For those of you who may not be familiar with Wheeler Plaza, it is the area that is mostly a parking lot behind the old Foodville location. It currently holds 187 precious parking spaces which are used by folks visiting downtown San Carlos. Its exclusive use as a parking lot is being heavily re-examined. San Carlos has engaged the services of Silverstone Communities to examine the possibility of building a multi-unit residential building in the space currently occupied by the parking lot.
Yesterday, I met with Jeff Gilman of Silverstone. I found Jeff’s attitude and general plan for examining the possibilities at Wheeler Plaza to be very accommodating and refreshing. Silverstone seems to be very concerned about gathering as much community input as possible prior to setting any possible plans in motion. This has not necessarily happened with other San Carlos projects, so it was a pleasant surprise.
My immediate concern for the project was the possible size. Not that the project would match the size of 1001 Laurel, but many San Carlans are not happy with that building’s size, feeling that it is entirely out of place for Laurel Street. Jeff indicated that they were aware of this and had plans to mitigate the actual size as well as the designs to make the project not seem as imposing as 1001 Laurel. My next concern was losing any of the 187 parking spaces that currently exist. Jeff stated that any redesign of the plaza would keep all 187 public parking spaces.

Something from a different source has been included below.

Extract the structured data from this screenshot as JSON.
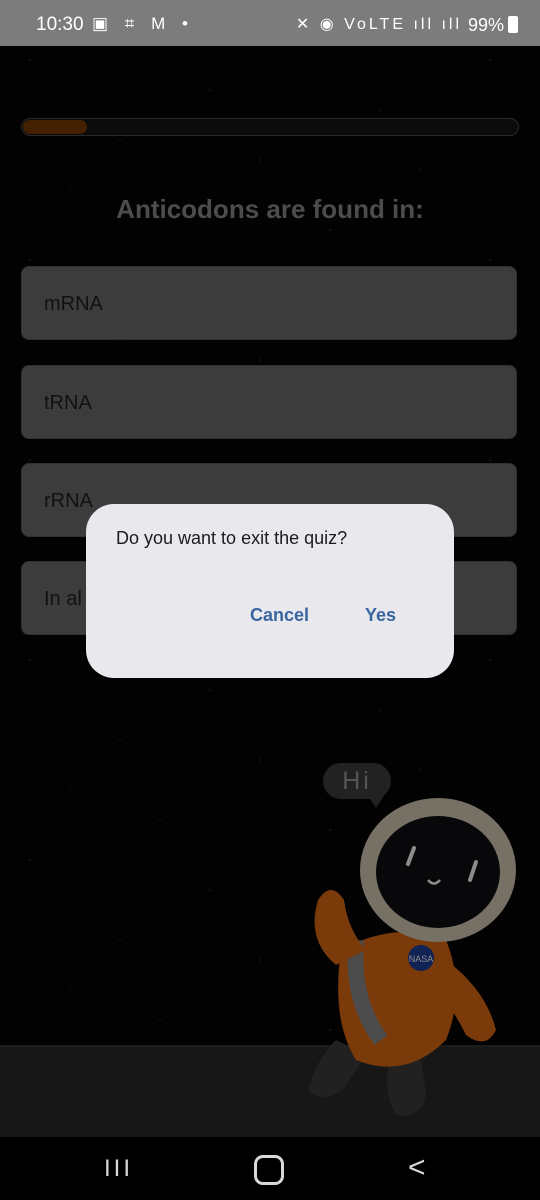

So, why is the city interested in putting another multi-residential building in downtown San Carlos? The city is trying very hard to pump as many dollars as possible into the businesses of downtown Laurel Street. That’s really the bottom line. The closer folks live to downtown, the more likely they are to spend money downtown. This has a domino effect. The more attractive downtown becomes, the easier it is for San Carlos to attract the big businesses to eastside San Carlos. In conjunction with the anticipated San Carlos Transit Village of a proposed 291 units, downtown should receive a substantial economic boost. One point to emphasize is that both projects are still extremely early on in planning and development.